  1. crypticsue
    Posted March 26, 2011 at 6:13 pm | Permalink

    I did enjoy solving this one, although at the end I did feel a little peckish. The 14/21 combo was very good, I thought, The only one I had trouble getting was 29a but I thought it was a very good puzzle from Retarius and look forward to more of the same, please. Thanks to Prolixic for the review too.

  2. Qix
    Posted March 26, 2011 at 11:36 pm | Permalink

    I really enjoyed solving this one.

    In terms of difficulty it’s relatively straightforward, but the themed clues added just enough “spice” to enhance the experience.

    I hope that everyone has a go at this puzzle; it’s very accessible and great fun.

    Thanks to Retiarius, and to Prolixic for the exposition.

    • Prolixic
      Posted March 27, 2011 at 5:25 pm | Permalink

      I forgot to mention in the review that the title “EPICS” is, of course “Mixed spice”..

  3. nigelg
    Posted March 27, 2011 at 10:30 am | Permalink

    I enjoyed this too although I’ve never heard the expression at 15d. Would it be really pedantic to notice that, from the answers given, the intersect of 21d and 27a doesn’t match up ? Thanks for the review and more from Retiarius please.

  4. Retiarius
    Posted March 27, 2011 at 3:11 pm | Permalink

    Thanks all for the kind comments!
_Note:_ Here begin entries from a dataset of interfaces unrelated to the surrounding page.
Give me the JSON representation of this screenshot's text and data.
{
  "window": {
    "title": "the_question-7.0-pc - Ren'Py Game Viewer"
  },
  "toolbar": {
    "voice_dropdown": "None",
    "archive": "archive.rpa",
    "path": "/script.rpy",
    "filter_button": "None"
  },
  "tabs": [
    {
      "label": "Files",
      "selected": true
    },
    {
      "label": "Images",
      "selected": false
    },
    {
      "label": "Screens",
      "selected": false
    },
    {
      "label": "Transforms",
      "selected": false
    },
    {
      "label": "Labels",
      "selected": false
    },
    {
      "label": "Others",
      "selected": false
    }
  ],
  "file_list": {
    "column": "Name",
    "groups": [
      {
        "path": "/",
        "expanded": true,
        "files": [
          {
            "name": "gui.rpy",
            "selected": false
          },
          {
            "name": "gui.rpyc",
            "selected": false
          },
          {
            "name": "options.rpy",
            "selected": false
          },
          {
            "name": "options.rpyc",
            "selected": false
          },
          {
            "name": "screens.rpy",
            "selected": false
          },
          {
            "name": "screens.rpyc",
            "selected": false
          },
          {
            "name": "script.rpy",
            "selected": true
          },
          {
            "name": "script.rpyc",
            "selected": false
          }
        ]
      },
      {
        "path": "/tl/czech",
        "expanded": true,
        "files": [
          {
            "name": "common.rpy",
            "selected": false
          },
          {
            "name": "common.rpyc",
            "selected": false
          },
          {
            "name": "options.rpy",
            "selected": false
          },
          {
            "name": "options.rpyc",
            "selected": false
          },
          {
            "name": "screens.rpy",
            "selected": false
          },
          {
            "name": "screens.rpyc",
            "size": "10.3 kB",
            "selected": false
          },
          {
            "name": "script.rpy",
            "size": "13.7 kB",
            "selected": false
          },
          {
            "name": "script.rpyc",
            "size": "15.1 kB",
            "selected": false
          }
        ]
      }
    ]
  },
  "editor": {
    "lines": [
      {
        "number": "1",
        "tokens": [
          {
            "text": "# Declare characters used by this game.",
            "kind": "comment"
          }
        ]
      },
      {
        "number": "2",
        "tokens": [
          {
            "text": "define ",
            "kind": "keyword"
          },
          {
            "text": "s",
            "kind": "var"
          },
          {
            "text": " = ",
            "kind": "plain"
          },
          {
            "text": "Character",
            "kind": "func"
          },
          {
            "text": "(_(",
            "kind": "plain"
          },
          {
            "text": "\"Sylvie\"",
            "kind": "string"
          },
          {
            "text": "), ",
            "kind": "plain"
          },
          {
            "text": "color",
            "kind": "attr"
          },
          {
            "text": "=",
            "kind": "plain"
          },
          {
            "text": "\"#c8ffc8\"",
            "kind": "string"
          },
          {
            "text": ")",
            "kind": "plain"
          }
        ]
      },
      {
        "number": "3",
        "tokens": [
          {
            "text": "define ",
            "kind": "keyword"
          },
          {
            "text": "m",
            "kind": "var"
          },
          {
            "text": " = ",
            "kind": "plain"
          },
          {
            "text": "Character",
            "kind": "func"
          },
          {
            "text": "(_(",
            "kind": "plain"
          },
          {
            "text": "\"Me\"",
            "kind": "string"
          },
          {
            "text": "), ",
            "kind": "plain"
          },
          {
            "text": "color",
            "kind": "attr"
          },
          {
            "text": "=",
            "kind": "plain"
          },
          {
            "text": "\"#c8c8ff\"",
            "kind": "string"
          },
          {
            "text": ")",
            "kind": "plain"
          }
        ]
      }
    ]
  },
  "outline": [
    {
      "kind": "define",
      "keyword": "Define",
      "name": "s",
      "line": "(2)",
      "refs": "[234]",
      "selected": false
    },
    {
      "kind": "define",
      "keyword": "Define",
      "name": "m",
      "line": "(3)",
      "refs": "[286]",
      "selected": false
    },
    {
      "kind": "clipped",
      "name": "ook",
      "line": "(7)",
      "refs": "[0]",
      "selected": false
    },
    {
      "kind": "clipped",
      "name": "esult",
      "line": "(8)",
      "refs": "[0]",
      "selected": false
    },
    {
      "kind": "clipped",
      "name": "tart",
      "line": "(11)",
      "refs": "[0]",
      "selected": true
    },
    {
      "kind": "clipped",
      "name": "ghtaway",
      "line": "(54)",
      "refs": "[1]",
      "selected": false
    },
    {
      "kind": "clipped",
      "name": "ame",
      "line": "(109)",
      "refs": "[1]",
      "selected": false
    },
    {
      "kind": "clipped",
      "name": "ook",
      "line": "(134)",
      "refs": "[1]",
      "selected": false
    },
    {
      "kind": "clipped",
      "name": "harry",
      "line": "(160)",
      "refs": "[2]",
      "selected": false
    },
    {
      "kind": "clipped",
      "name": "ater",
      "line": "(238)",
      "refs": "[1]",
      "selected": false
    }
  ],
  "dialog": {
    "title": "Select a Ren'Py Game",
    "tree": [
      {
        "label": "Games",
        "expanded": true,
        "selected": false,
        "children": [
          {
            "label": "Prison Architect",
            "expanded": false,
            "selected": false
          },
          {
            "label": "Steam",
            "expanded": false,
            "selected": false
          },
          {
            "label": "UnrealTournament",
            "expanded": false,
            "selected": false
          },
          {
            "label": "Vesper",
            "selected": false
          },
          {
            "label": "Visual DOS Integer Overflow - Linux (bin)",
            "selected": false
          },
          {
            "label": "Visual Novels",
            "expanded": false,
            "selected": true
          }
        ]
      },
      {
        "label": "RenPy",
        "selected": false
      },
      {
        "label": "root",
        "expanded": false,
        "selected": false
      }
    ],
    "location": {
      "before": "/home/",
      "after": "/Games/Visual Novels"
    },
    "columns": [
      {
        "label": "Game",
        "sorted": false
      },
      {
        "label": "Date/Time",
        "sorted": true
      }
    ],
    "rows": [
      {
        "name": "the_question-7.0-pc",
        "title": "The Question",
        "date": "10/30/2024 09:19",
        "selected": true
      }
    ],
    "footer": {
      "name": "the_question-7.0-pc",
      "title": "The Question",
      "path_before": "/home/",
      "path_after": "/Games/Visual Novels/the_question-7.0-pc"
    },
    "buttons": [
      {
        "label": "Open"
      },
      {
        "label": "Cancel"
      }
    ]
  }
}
Special thanks to CrypticSue, Gazza, Prolixic and Big Dave himself for their invaluable suggestions earlier on. Do hope to compile another before too long!

    • Posted March 27, 2011 at 3:14 pm | Permalink

      Welcome to the blog Retiarius

      We look forward to the next puzzle.

  5. Posted March 27, 2011 at 4:53 pm | Permalink

    Very nice and enjoyable puzzle and a welcome debut.

  6. Jezza
    Posted March 27, 2011 at 5:39 pm | Permalink

    Many thanks to Retiarius for the puzzle. I rarely find the time to look at the extra Saturday puzzle, but with the sun shining, the family out shopping, it was a good opportunity to sit in the garden and look at this with a cold beer. Favourite clue 14a/21d. I failed on 29a (apart from the last 3 letters, I doubt I would have cracked it)
    Thanks also to Prolixic for the review.

  7. Lizzie
    Posted March 27, 2011 at 9:38 pm | Permalink

    Apologies for being dense, buy I just cannot find the NTSPP anywhere in the ST. Whereabouts is it?
    O

    • gazza
      Posted March 27, 2011 at 10:06 pm | Permalink

      Hi Lizzie – welcome to the blog.
      The NTSPP puzzles are only available on this site. NTSPP – 059 can be found in the blog “NTSPP – 059 (Comments)”. To find previous NTSPP puzzles search for NTSPP using the search facility in the right-hand panel.